    Lab07.jar Lab09.jar
  5. Next create another new subdirectory in your Lab12 project folder, named Lab12/samples. Then download the following two sample textfiles into this directory for later testing:

    stuff.txt penrose.txt
  6. Open the source file for lab12.Main and insert the following lines of code into its main() method:
    	DisplayFrame frame = new DisplayFrame();
  7. Once you have assembled all these files, you should be able to generate a complete set of Javadoc pages for the classes they define. But for a quick overview, the only task of the main() method in lab12.Main is to create a DisplayFrame, which is the toplevel application window for this project. Both the DisplayFrame and ErrorDialog classes are completely implemented and ready for use. However, you might want to take the time to look over the code in, since this class contains the event handler buildIndex() that is actually responsible for scanning textfiles.

    WordIndex is a subclass of lab09.BinaryTree that has been customized for this application. As its name suggests, this class accumulates the list of words and their associated line numbers as they are found in the textfile. However, note that the source file contains only a partial implementation of this class. You will need to complete its definition as specified below to make everyting work properly.

    Similarly, IndexItem is defined as a subclass of the Item class that you have used earlier with both ordered lists and binary search trees, For this lab the Item superclass is provided by the lab09 package. The main new feature in an IndexItem is the addition of a Queue as new member data, which will be used to accumulate the list of line numbers marking the occurrences of each distinct word found in the file.It also overrides the Item version of the toString() method, so that a traversal of the binary tree can display each word and its line-number list as shown in the second figure above. This class has also been completely implemented, and is ready for use.

  8. Now open the incomplete file, and locate the stubbed method

    void insert (IndexItem item)

    This method is similar in some respects to the BinaryTree insert() method that you implemented in Lab 09. If the IndexItem contains a new word, a new tree node is created to hold that IndexItem. Note that in addition to the word itself, the new IndexItem stores the line number where the word was first found in its line-number queue.

    In this lab it is slightly trickier to handle repeated occurrences of a word. In essence, the method must extract the single line number in the queue of the input IndexItem parameter, and add that line to the existing IndexItem for that word. In other words, it effectively discards the input IndexItem parameter after extracting its line number. Of course the method must also increment the occurrence count for that word, using its inherited incOccurrences() method as in your earlier labs.

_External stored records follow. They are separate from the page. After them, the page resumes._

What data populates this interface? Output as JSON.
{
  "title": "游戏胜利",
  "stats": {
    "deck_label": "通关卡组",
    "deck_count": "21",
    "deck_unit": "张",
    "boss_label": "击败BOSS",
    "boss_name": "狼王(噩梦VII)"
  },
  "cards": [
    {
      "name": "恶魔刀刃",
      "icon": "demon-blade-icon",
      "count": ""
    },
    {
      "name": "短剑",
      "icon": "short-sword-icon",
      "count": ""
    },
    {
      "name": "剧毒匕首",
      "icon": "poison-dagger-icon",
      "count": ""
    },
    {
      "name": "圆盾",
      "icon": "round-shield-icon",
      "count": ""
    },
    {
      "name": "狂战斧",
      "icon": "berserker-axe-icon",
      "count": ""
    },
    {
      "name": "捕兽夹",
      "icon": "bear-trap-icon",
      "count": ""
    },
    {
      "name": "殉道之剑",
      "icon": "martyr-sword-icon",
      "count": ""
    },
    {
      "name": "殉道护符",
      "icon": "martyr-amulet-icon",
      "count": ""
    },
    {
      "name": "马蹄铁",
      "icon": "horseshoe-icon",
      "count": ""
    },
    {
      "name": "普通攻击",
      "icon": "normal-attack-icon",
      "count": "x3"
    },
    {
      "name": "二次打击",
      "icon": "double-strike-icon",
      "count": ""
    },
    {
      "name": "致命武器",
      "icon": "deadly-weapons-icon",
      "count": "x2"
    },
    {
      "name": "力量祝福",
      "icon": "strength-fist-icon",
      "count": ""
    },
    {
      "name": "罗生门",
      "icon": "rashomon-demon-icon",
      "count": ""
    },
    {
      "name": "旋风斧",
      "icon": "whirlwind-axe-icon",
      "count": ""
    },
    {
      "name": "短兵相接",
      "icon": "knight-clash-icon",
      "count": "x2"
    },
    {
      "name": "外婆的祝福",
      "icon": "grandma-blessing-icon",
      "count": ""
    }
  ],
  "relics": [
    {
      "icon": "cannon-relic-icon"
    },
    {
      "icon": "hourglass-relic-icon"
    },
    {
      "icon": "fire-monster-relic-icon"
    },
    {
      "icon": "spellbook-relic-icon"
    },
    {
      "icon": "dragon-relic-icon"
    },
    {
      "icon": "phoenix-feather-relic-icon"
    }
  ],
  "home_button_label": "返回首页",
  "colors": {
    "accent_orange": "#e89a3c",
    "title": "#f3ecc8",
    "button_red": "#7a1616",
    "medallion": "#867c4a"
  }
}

    Hint: You might start by simply copying the code that you wrote for the original BinaryTree insert() method in Lab 09, and modifying it as necessary.

  9. Once you have completed your implementation of the WordIndex class, try to compile your Lab12 project. Of course if you encounter any compiler errors, you will have to fix them all before you can proceed...
  10. Run the project. You should now verify that the application behaves as described in the Introduction. If you don't want to bother writing your own sample textfiles, just use the two freebies stuff.txt and penrose.txt that you should have downloaded earlier. The second of these files provides a more substantial test case, since it contains several complete paragraphs copied from the introduction to The Emperor's New Mind by Roger Penrose (Oxford University Press, 1989).

What To Submit

When your project is complete and working correctly, demonstrate it to your lab instructor. Then, before you exit NetBeans, clean your Lab12 project. Finally, before you logout, open a terminal window and use the cd command to enter your csci/202/labs directory. Then create a JAR file of your Lab12 project folder, using the command

jar cf Lab12Project.jar Lab12
Please leave Lab12Project.jar and your Lab12 project folder in your csci/202/labs directory for the remainder of the semester.